Merkel was able to take office only after two-thirds of the Social Democrats’ members approved in a ballot the coalition deal clinched last month.

At least 35 coalition lawmakers didn’t support her Wednesday, though that was in line with results at the beginning of her two previous “grand coalitions” of Germany’s biggest parties.

She will have to hold together what is potentially her most fragile coalition yet in what is widely expected to be her last term, while also addressing challenges such as a potential Europe-US trade war and seeking agreement with France and others on the future of a fractious European Union.

On Friday Merkel will head to Paris to discuss EU reform plans with French President Emmanuel Macron ahead of a March 22-23 summit, after a six-month stretch in which Berlin was hamstrung on the European and world stage.
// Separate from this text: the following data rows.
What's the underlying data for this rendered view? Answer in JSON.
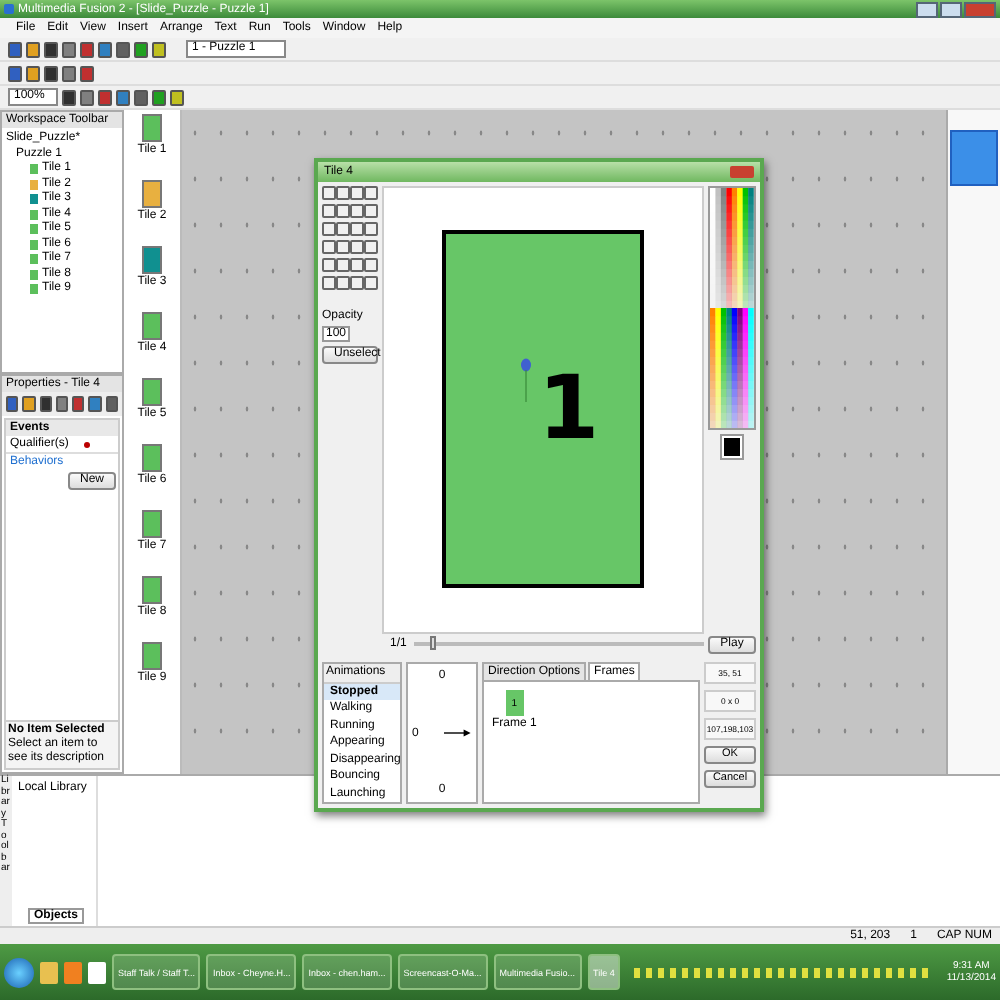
{
  "window": {
    "title": "Multimedia Fusion 2 - [Slide_Puzzle - Puzzle 1]"
  },
  "menu": [
    "File",
    "Edit",
    "View",
    "Insert",
    "Arrange",
    "Text",
    "Run",
    "Tools",
    "Window",
    "Help"
  ],
  "toolbar": {
    "frame_select": "1 - Puzzle 1",
    "zoom": "100%"
  },
  "workspace": {
    "title": "Workspace Toolbar",
    "root": "Slide_Puzzle*",
    "frame": "Puzzle 1",
    "tiles": [
      {
        "label": "Tile 1",
        "color": "#5cbf5c"
      },
      {
        "label": "Tile 2",
        "color": "#e8b040"
      },
      {
        "label": "Tile 3",
        "color": "#109090"
      },
      {
        "label": "Tile 4",
        "color": "#5cbf5c"
      },
      {
        "label": "Tile 5",
        "color": "#5cbf5c"
      },
      {
        "label": "Tile 6",
        "color": "#5cbf5c"
      },
      {
        "label": "Tile 7",
        "color": "#5cbf5c"
      },
      {
        "label": "Tile 8",
        "color": "#5cbf5c"
      },
      {
        "label": "Tile 9",
        "color": "#5cbf5c"
      }
    ]
  },
  "strip_tiles": [
    {
      "label": "Tile 1",
      "color": "#5cbf5c"
    },
    {
      "label": "Tile 2",
      "color": "#e8b040"
    },
    {
      "label": "Tile 3",
      "color": "#109090"
    },
    {
      "label": "Tile 4",
      "color": "#5cbf5c"
    },
    {
      "label": "Tile 5",
      "color": "#5cbf5c"
    },
    {
      "label": "Tile 6",
      "color": "#5cbf5c"
    },
    {
      "label": "Tile 7",
      "color": "#5cbf5c"
    },
    {
      "label": "Tile 8",
      "color": "#5cbf5c"
    },
    {
      "label": "Tile 9",
      "color": "#5cbf5c"
    }
  ],
  "properties": {
    "title": "Properties - Tile 4",
    "section": "Events",
    "qualifier_label": "Qualifier(s)",
    "behaviors_label": "Behaviors",
    "new_button": "New",
    "info_title": "No Item Selected",
    "info_text": "Select an item to see its description"
  },
  "dialog": {
    "title": "Tile 4",
    "opacity_label": "Opacity",
    "opacity": "100",
    "unselect_button": "Unselect",
    "image_text": "1",
    "frame_counter": "1/1",
    "timeline": {
      "level": 0.05
    },
    "play_button": "Play",
    "animations_header": "Animations",
    "animations": [
      {
        "label": "Stopped",
        "selected": true
      },
      {
        "label": "Walking",
        "selected": false
      },
      {
        "label": "Running",
        "selected": false
      },
      {
        "label": "Appearing",
        "selected": false
      },
      {
        "label": "Disappearing",
        "selected": false
      },
      {
        "label": "Bouncing",
        "selected": false
      },
      {
        "label": "Launching",
        "selected": false
      }
    ],
    "direction_labels": [
      "0",
      "0",
      "0"
    ],
    "tabs": [
      {
        "label": "Direction Options",
        "selected": false
      },
      {
        "label": "Frames",
        "selected": true
      }
    ],
    "frame_thumb": {
      "label": "Frame 1",
      "text": "1"
    },
    "readouts": [
      "35, 51",
      "0 x 0",
      "107,198,103"
    ],
    "ok_button": "OK",
    "cancel_button": "Cancel"
  },
  "library": {
    "side_title": "Library Toolbar",
    "item": "Local Library",
    "tab": "Objects"
  },
  "status_bar": [
    "51, 203",
    "1",
    "CAP NUM"
  ],
  "taskbar": {
    "tasks": [
      {
        "label": "Staff Talk / Staff T...",
        "selected": false
      },
      {
        "label": "Inbox - Cheyne.H...",
        "selected": false
      },
      {
        "label": "Inbox - chen.ham...",
        "selected": false
      },
      {
        "label": "Screencast-O-Ma...",
        "selected": false
      },
      {
        "label": "Multimedia Fusio...",
        "selected": false
      },
      {
        "label": "Tile 4",
        "selected": true
      }
    ],
    "time": "9:31 AM",
    "date": "11/13/2014"
  }
}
Macron warned in the Frankfurter Allgemeine Zeitung daily that, without Germany on board, “part of my project would be doomed to failure”.

“We are completely dependent on each other. I do not believe for one second that a European project without or against Germany could succeed.”

Merkel’s incoming coalition has broadly welcomed Macron’s bold reform plans, meant to reinvigorate the bloc and counter extremists and populists who have made major gains in Western democracies.

She has argued that the EU must increasingly look after its own interests in the era of US President Donald Trump, who has questioned long-standing transatlantic defence ties and threatened a trade war.

Berlin advocates closer EU cooperation on defence, immigration and plans for a European Monetary Fund. But it is lukewarm on the idea of a joint euro zone finance minister and rejects any pooling of debt.

Four faces to watch in Merkel’s new German government

Finance Minister Olaf Scholz

Merkel’s new vice chancellor, centre-left Social Democrat Scholz takes over the purse strings held for eight years by steely conservative Wolfgang Schaeuble.

The sober and self-confident Scholz, who was Merkel’s labour minister during the 2008 financial crisis and then the mayor of prosperous Hamburg, is on the right of his party and an advocate of balanced budgets.

Scholz stresses his party’s “very clear pro-European position” and the need for consensus with other EU countries on euro zone reform, but his arrival doesn’t necessarily herald any major change of direction.

Foreign Minister Heiko Maas

Germany’s new chief diplomat is a newcomer to foreign policy, but as justice minister was a high-profile figure in Merkel’s outgoing government. Maas is best known for pushing through a controversial law aimed at cracking down on hate speech on social networks.

He has been particularly outspoken in criticising the nationalist, anti-migrant Alternative for Germany, which is now the biggest opposition party.

Outgoing Foreign Minister Sigmar Gabriel, a fellow Social Democrat who over the past year led Germany’s response to tensions with Nato ally Turkey, says Maas will do an “excellent” job.

Economy Minister Peter Altmaier

Altmaier, a conservative, is close to Merkel and has been her chief of staff since 2013. He takes over the ministry that oversees Germany’s trade relations and is in charge of managing the country’s switch from nuclear and coal to renewable energy.

He has served in a succession of party and government jobs as a loyal aide to Merkel, and has previous experience of managing energy policy from a stint as environment minister.

Interior Minister Horst Seehofer

An often-awkward ally to Merkel, the leader of Bavaria’s Christian Social Union party becomes Germany’s top security official.

Seehofer – whose party is traditionally a touch further right than Merkel’s – was one of the chancellor’s most prominent critics during the 2015 migrant influx, though the pair have since buried the hatchet.

The outgoing Bavarian governor, who has previously served as federal health and agriculture minister, now takes on the task of trying to keep a lid on migrant arrivals. He has promised a “master plan” to speed up asylum procedures and increase deportations of rejected applicants.

Associated Press, Agence France-Presse